Collected data entries:
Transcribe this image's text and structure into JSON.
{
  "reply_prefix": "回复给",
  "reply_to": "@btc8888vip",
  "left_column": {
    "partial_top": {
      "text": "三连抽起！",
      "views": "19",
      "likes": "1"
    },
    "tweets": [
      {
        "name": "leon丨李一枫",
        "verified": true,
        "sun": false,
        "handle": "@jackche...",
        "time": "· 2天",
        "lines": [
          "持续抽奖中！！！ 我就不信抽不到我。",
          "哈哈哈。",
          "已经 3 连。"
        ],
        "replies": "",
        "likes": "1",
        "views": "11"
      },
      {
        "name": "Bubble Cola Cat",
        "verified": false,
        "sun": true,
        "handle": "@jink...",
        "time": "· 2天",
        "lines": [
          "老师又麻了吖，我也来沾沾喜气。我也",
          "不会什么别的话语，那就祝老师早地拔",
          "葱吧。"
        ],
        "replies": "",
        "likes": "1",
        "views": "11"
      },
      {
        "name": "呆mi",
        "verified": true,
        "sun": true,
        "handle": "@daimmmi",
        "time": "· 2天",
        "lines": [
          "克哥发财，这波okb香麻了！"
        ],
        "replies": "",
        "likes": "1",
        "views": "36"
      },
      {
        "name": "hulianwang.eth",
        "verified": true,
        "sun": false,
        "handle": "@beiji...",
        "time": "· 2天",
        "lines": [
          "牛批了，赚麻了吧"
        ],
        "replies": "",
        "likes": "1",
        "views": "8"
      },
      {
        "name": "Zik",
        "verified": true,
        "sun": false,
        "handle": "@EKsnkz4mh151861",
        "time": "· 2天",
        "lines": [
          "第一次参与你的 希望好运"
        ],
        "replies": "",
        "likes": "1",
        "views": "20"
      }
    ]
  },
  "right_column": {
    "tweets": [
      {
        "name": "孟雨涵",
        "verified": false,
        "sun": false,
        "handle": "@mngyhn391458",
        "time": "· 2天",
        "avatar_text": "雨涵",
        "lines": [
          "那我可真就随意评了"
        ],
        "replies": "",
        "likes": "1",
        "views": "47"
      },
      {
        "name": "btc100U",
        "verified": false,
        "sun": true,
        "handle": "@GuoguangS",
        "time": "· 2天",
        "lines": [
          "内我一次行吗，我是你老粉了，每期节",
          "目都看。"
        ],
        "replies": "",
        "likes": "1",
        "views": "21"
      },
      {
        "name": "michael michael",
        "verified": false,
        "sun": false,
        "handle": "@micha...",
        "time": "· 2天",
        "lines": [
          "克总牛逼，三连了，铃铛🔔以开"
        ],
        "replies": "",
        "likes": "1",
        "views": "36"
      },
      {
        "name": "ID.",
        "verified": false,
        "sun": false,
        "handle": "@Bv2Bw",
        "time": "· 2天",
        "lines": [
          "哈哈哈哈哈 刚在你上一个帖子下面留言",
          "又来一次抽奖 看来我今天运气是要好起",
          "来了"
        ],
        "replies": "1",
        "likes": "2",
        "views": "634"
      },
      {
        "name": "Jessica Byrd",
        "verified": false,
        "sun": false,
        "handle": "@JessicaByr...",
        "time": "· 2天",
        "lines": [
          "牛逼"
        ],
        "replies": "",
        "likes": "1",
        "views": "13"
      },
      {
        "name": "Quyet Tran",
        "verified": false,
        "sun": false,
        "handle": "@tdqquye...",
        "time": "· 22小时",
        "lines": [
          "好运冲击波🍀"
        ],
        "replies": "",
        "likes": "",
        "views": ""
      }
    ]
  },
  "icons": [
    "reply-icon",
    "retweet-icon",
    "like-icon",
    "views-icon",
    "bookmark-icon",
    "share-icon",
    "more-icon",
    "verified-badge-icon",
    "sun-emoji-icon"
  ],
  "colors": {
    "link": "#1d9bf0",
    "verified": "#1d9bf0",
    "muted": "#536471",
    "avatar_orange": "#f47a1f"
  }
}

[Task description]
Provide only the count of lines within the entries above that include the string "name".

[Completed task]
11